It is more than possible to lose yourself inside the wood. Not, of course, physically in a Hansel and Gretel way, more like released, albeit temporarily, from the cares of everyday life.
Often, from my favoured spot on a fallen trunk off one of the paths, I’ve become mesmerised trying to fathom a spectrum of different greens in the canopy, or below. Other times I’ve found myself drawn briefly into the busy lives of flies and midges, dancing in sunbeams, like miniature gold stars in a pool, a temporary insect galaxy.
It’s a strange thing to walk into someone else’s memories; especially those that have been woven and tangled about a place. A place that you’ve heard about, but never visited. Somewhere that means a great deal to the person who told you about it, but for you, who’s never been, it retains the status of a rumour.
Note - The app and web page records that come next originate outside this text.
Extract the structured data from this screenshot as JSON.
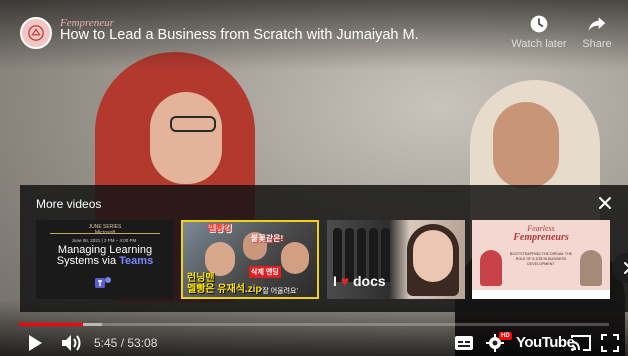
{
  "channel": {
    "name": "Fempreneur"
  },
  "video": {
    "title": "How to Lead a Business from Scratch with Jumaiyah M."
  },
  "header_actions": {
    "watch_later": "Watch later",
    "share": "Share"
  },
  "more_videos": {
    "heading": "More videos",
    "items": [
      {
        "kicker": "JUNE SERIES",
        "kicker2": "Microsoft",
        "date": "June 06, 2021 | 2 PM – 4:00 PM",
        "line1": "Managing Learning",
        "line2_plain": "Systems via ",
        "line2_accent": "Teams"
      },
      {
        "top_text": "멜빵킹",
        "top_text2": "불꽃같은!",
        "mid_text": "삭제 엔딩",
        "bottom_line1": "런닝맨",
        "bottom_line2": "멜빵은 유재석.zip",
        "bottom_small": "'잘 어울려요'"
      },
      {
        "word_prefix": "I ",
        "word_heart": "♥",
        "word_suffix": " docs"
      },
      {
        "brand_line1": "Fearless",
        "brand_line2": "Fempreneurs",
        "text": "BOOTSTRAPPING THE DREAM: THE ROLE OF A JOB IN BUSINESS DEVELOPMENT"
      }
    ]
  },
  "player": {
    "current_time": "5:45",
    "duration": "53:08",
    "time_display": "5:45 / 53:08",
    "progress_fraction": 0.108,
    "buffer_fraction": 0.14,
    "hd_badge": "HD",
    "logo_text": "YouTube"
  },
  "colors": {
    "progress": "#ff0000",
    "accent_teams": "#7c86ff",
    "brand_pink": "#b23a3a"
  }
}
The large frames created between the support struts, beneath the corrugated iron roof, seem like glassless windows, with ash and oak, horse chestnut, hazel, sycamore and brambles pressing themselves right up to the edges. Sometimes it feels as though passengers are being protected from the looming sylvan creatures beyond.
A mysterious letter. A secret journal. An ancient wood, in borderland territory. Deceptive paths and strange, ghostlike figures, stirring at the edge of the trees. These were some of the elements that quickly took hold and drew me into Ryhope Wood, when I first read about it aged 15.
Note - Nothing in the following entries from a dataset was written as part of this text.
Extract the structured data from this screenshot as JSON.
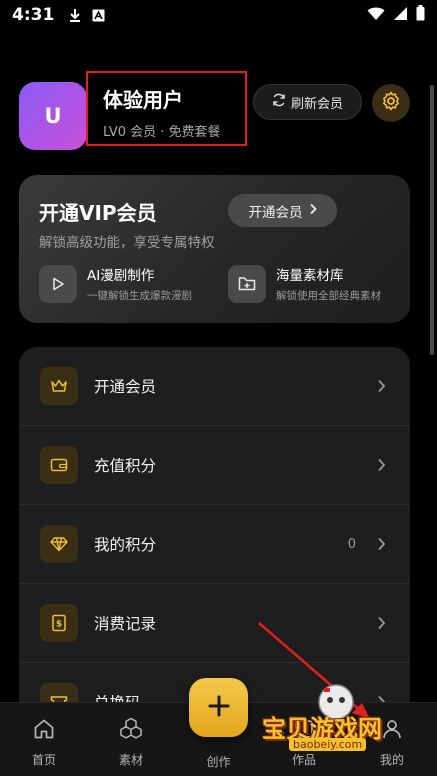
{
  "status_bar": {
    "time": "4:31"
  },
  "profile": {
    "avatar_letter": "U",
    "name": "体验用户",
    "subtitle": "LV0 会员 · 免费套餐",
    "refresh_label": "刷新会员"
  },
  "vip": {
    "title": "开通VIP会员",
    "description": "解锁高级功能，享受专属特权",
    "button_label": "开通会员",
    "features": [
      {
        "title": "AI漫剧制作",
        "desc": "一键解锁生成爆款漫剧",
        "icon": "play-icon"
      },
      {
        "title": "海量素材库",
        "desc": "解锁使用全部经典素材",
        "icon": "folder-plus-icon"
      }
    ]
  },
  "menu": [
    {
      "label": "开通会员",
      "icon": "crown-icon"
    },
    {
      "label": "充值积分",
      "icon": "wallet-icon"
    },
    {
      "label": "我的积分",
      "icon": "diamond-icon",
      "value": "0"
    },
    {
      "label": "消费记录",
      "icon": "receipt-icon"
    },
    {
      "label": "兑换码",
      "icon": "ticket-icon"
    }
  ],
  "bottom_nav": {
    "home": "首页",
    "materials": "素材",
    "create": "创作",
    "works": "作品",
    "mine": "我的"
  },
  "watermark": {
    "text": "宝贝游戏网",
    "url": "baobeiy.com"
  },
  "colors": {
    "accent": "#f0bd3a",
    "background": "#000000",
    "card": "#1e1e1e"
  }
}
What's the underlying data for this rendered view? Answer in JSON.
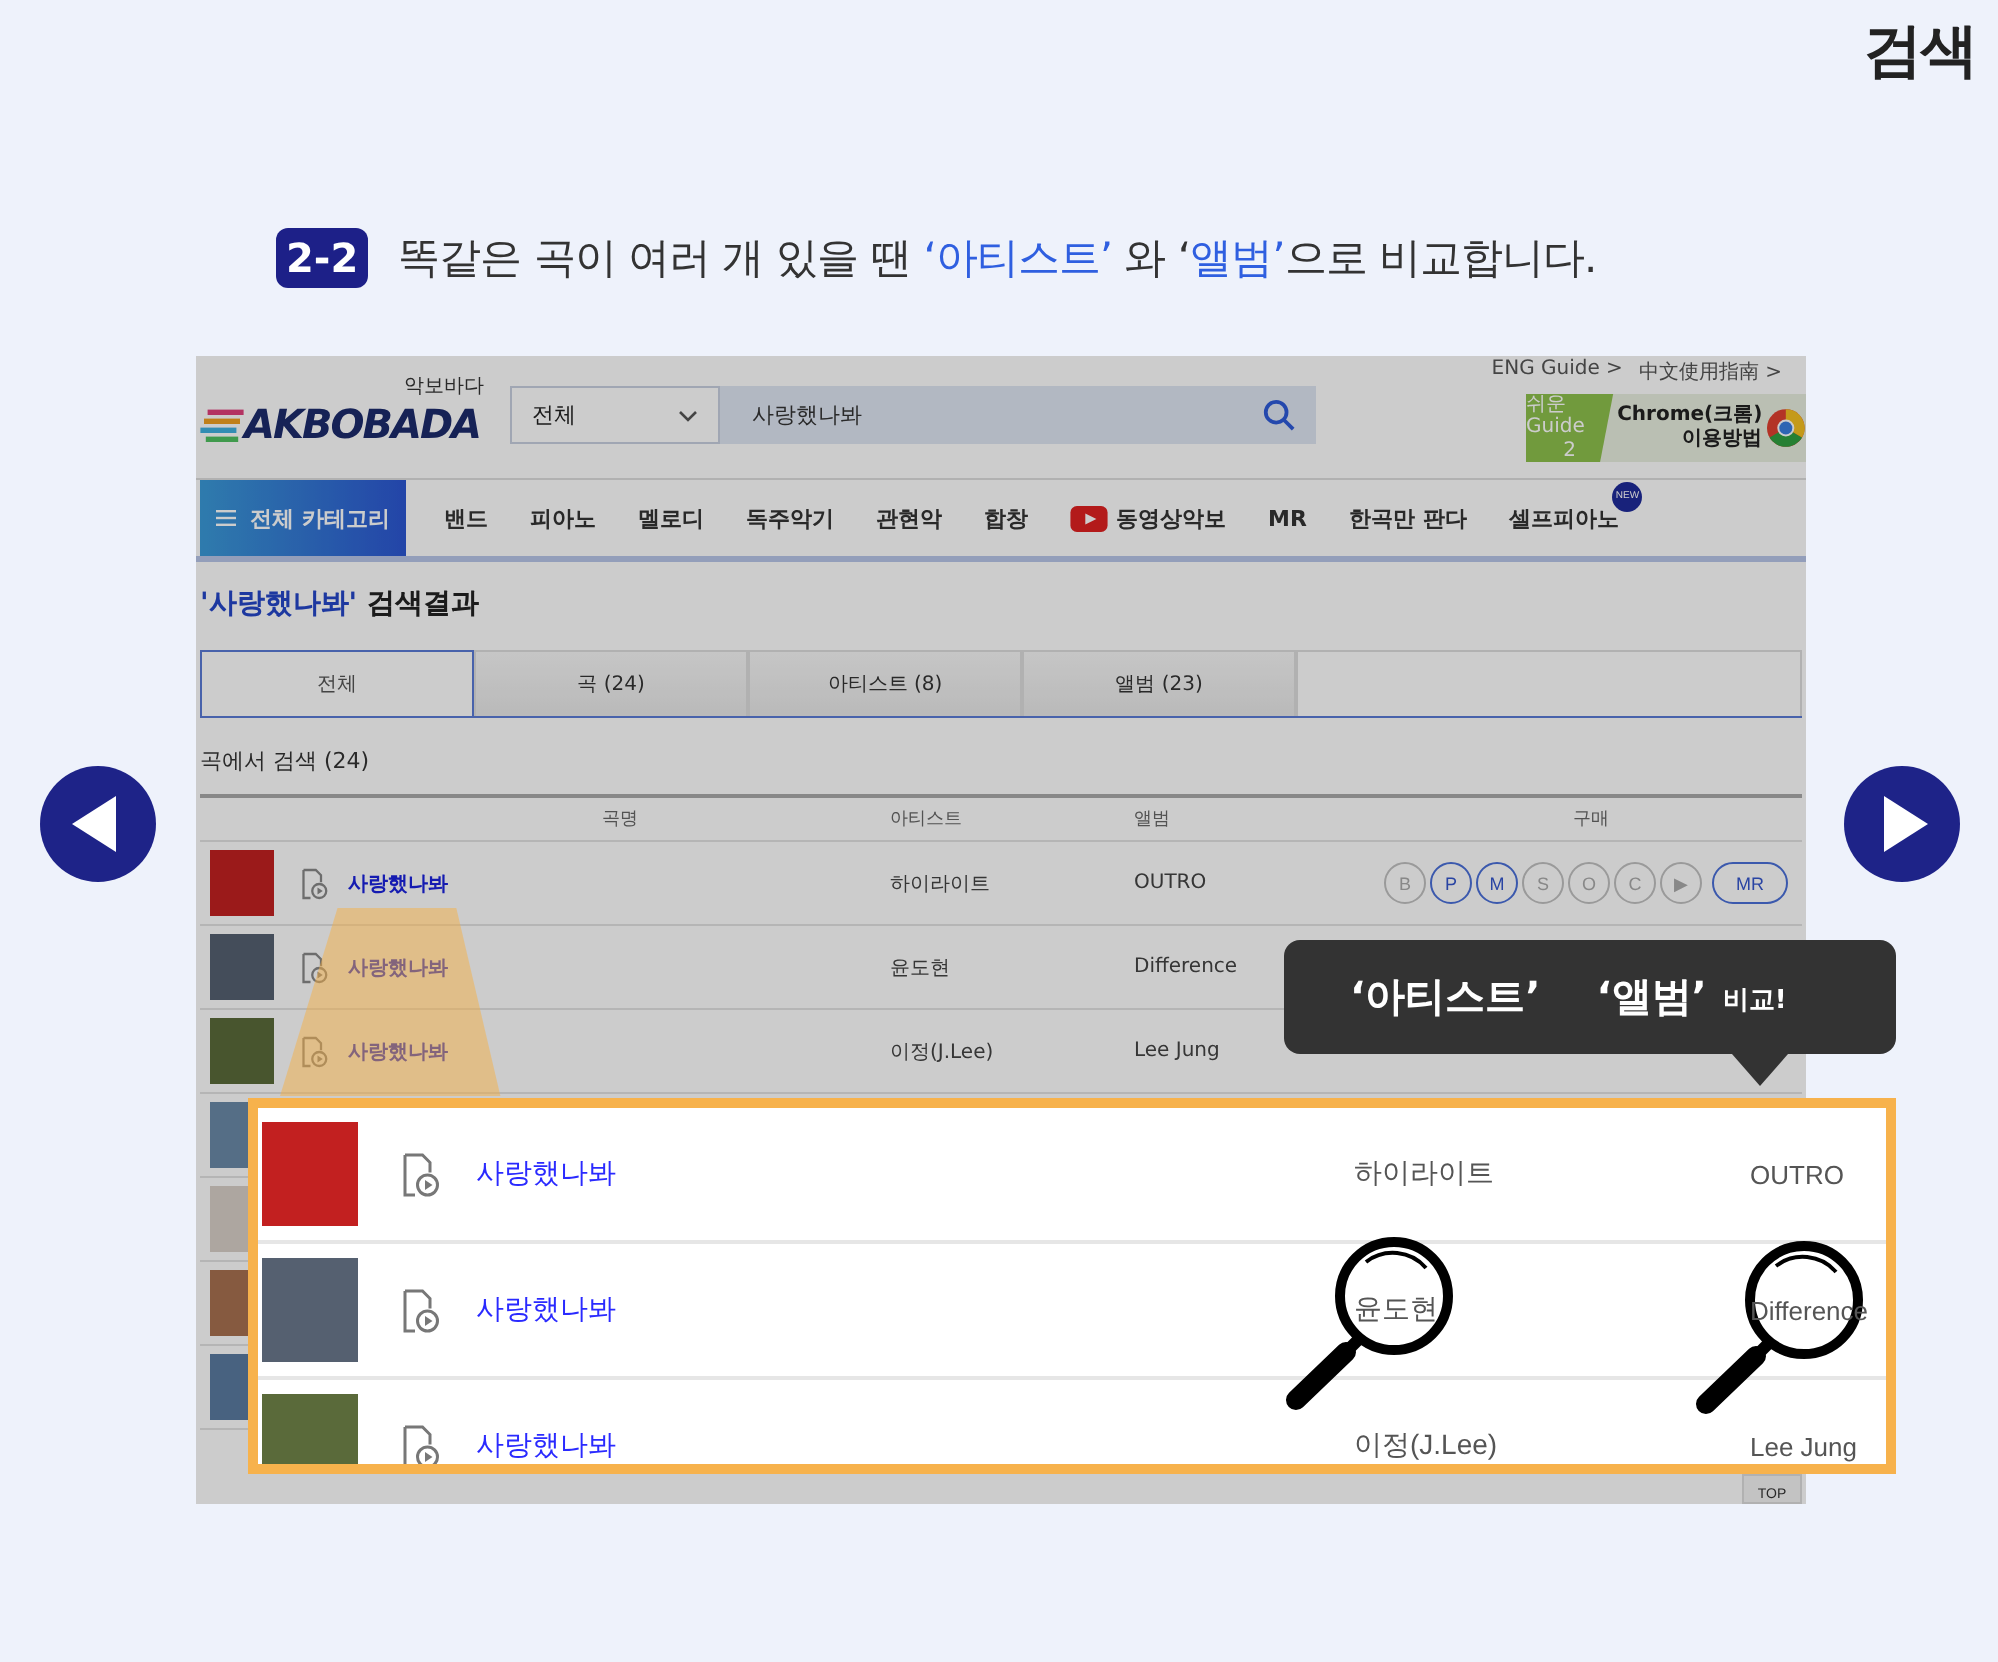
{
  "corner_title": "검색",
  "instruction": {
    "step": "2-2",
    "parts": [
      {
        "text": "똑같은 곡이 여러 개 있을 땐 ",
        "highlight": false
      },
      {
        "text": "‘아티스트’",
        "highlight": true
      },
      {
        "text": " 와 ‘",
        "highlight": false
      },
      {
        "text": "앨범’",
        "highlight": true
      },
      {
        "text": "으로 비교합니다.",
        "highlight": false
      }
    ]
  },
  "site": {
    "logo": {
      "tagline": "악보바다",
      "name": "AKBOBADA"
    },
    "search": {
      "category": "전체",
      "query": "사랑했나봐"
    },
    "top_links": [
      "ENG Guide >",
      "中文使用指南 >"
    ],
    "guide_banner": {
      "label_lines": [
        "쉬운 Guide",
        "2"
      ],
      "title": "Chrome(크롬)",
      "subtitle": "이용방법"
    },
    "category_button": "전체 카테고리",
    "menu": [
      {
        "label": "밴드",
        "kind": "plain"
      },
      {
        "label": "피아노",
        "kind": "plain"
      },
      {
        "label": "멜로디",
        "kind": "plain"
      },
      {
        "label": "독주악기",
        "kind": "plain"
      },
      {
        "label": "관현악",
        "kind": "plain"
      },
      {
        "label": "합창",
        "kind": "plain"
      },
      {
        "label": "동영상악보",
        "kind": "video"
      },
      {
        "label": "MR",
        "kind": "plain"
      },
      {
        "label": "한곡만 판다",
        "kind": "plain"
      },
      {
        "label": "셀프피아노",
        "kind": "new",
        "badge": "NEW"
      }
    ],
    "results_title": [
      {
        "text": "'사랑했나봐'",
        "highlight": true
      },
      {
        "text": " 검색결과",
        "highlight": false
      }
    ],
    "tabs": [
      {
        "label": "전체",
        "selected": true
      },
      {
        "label": "곡 (24)",
        "selected": false
      },
      {
        "label": "아티스트 (8)",
        "selected": false
      },
      {
        "label": "앨범 (23)",
        "selected": false
      }
    ],
    "section_title": "곡에서 검색 (24)",
    "table": {
      "columns": [
        "곡명",
        "아티스트",
        "앨범",
        "구매"
      ],
      "rows": [
        {
          "title": "사랑했나봐",
          "artist": "하이라이트",
          "album": "OUTRO",
          "purchase": [
            {
              "label": "B",
              "available": false
            },
            {
              "label": "P",
              "available": true
            },
            {
              "label": "M",
              "available": true
            },
            {
              "label": "S",
              "available": false
            },
            {
              "label": "O",
              "available": false
            },
            {
              "label": "C",
              "available": false
            },
            {
              "label": "▶",
              "available": false
            },
            {
              "label": "MR",
              "available": true
            }
          ]
        },
        {
          "title": "사랑했나봐",
          "artist": "윤도현",
          "album": "Difference",
          "purchase": []
        },
        {
          "title": "사랑했나봐",
          "artist": "이정(J.Lee)",
          "album": "Lee Jung",
          "purchase": []
        }
      ]
    },
    "top_button": "TOP"
  },
  "callout": [
    {
      "text": "‘아티스트’",
      "kind": "emphasis"
    },
    {
      "text": "‘앨범’",
      "kind": "emphasis"
    },
    {
      "text": "비교!",
      "kind": "note"
    }
  ],
  "zoom_rows": [
    {
      "title": "사랑했나봐",
      "artist": "하이라이트",
      "album": "OUTRO",
      "magnified": false
    },
    {
      "title": "사랑했나봐",
      "artist": "윤도현",
      "album": "Difference",
      "magnified": true
    },
    {
      "title": "사랑했나봐",
      "artist": "이정(J.Lee)",
      "album": "Lee Jung",
      "magnified": false
    }
  ]
}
Recently I re-read it, rediscovered and found many new things to treasure.
Granville Road Spinney is a short walk from Finsbury Park tube. Just minutes from busy, grimy, North London is a place where bats, hedgehogs, frogs and foxes and more can be found.
Landscapes, imagined and remembered, have always played a central role in literature.
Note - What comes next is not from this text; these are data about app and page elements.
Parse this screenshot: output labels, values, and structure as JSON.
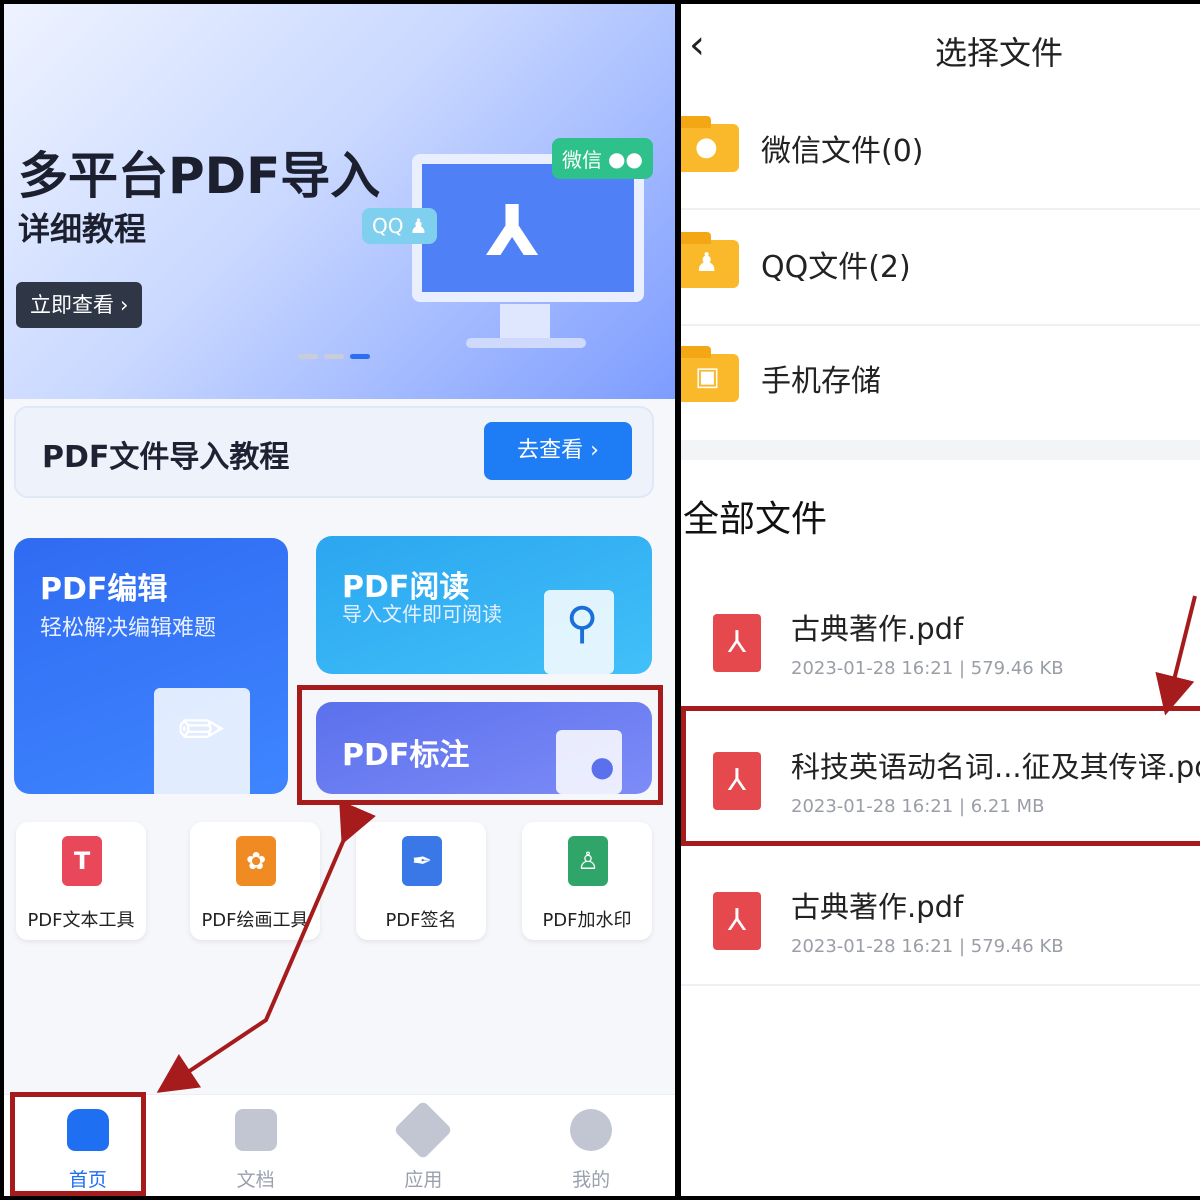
{
  "home": {
    "banner": {
      "title": "多平台PDF导入",
      "subtitle": "详细教程",
      "button_label": "立即查看",
      "button_icon": "chevron-right-icon",
      "wechat_badge": "微信",
      "qq_badge": "QQ",
      "page_indicator": {
        "count": 3,
        "active": 3
      }
    },
    "tutorial": {
      "title": "PDF文件导入教程",
      "button_label": "去查看"
    },
    "cards": {
      "edit": {
        "title": "PDF编辑",
        "subtitle": "轻松解决编辑难题"
      },
      "read": {
        "title": "PDF阅读",
        "subtitle": "导入文件即可阅读"
      },
      "annotate": {
        "title": "PDF标注"
      }
    },
    "tools": [
      {
        "label": "PDF文本工具",
        "icon": "text-tool-icon",
        "color": "#e9475a"
      },
      {
        "label": "PDF绘画工具",
        "icon": "paint-palette-icon",
        "color": "#f08a22"
      },
      {
        "label": "PDF签名",
        "icon": "signature-pen-icon",
        "color": "#3a78e8"
      },
      {
        "label": "PDF加水印",
        "icon": "watermark-stamp-icon",
        "color": "#2fa56a"
      }
    ],
    "nav": [
      {
        "label": "首页",
        "icon": "home-icon",
        "active": true
      },
      {
        "label": "文档",
        "icon": "document-icon",
        "active": false
      },
      {
        "label": "应用",
        "icon": "apps-cube-icon",
        "active": false
      },
      {
        "label": "我的",
        "icon": "profile-icon",
        "active": false
      }
    ],
    "accent_color": "#1e6ff2",
    "annotation_color": "#a61c1c"
  },
  "picker": {
    "title": "选择文件",
    "folders": [
      {
        "label": "微信文件(0)",
        "icon": "wechat-folder-icon"
      },
      {
        "label": "QQ文件(2)",
        "icon": "qq-folder-icon"
      },
      {
        "label": "手机存储",
        "icon": "phone-storage-folder-icon"
      }
    ],
    "section_title": "全部文件",
    "files": [
      {
        "name": "古典著作.pdf",
        "date": "2023-01-28 16:21",
        "size": "579.46 KB"
      },
      {
        "name": "科技英语动名词...征及其传译.pdf",
        "date": "2023-01-28 16:21",
        "size": "6.21 MB"
      },
      {
        "name": "古典著作.pdf",
        "date": "2023-01-28 16:21",
        "size": "579.46 KB"
      }
    ],
    "meta_separator": "|"
  }
}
The fascinating relationship between writers and the British landscape is currently explored in a new exhibition at The British Library: Writing Britain: Wastelands to Wonderlands. Here are some thoughts it inspired.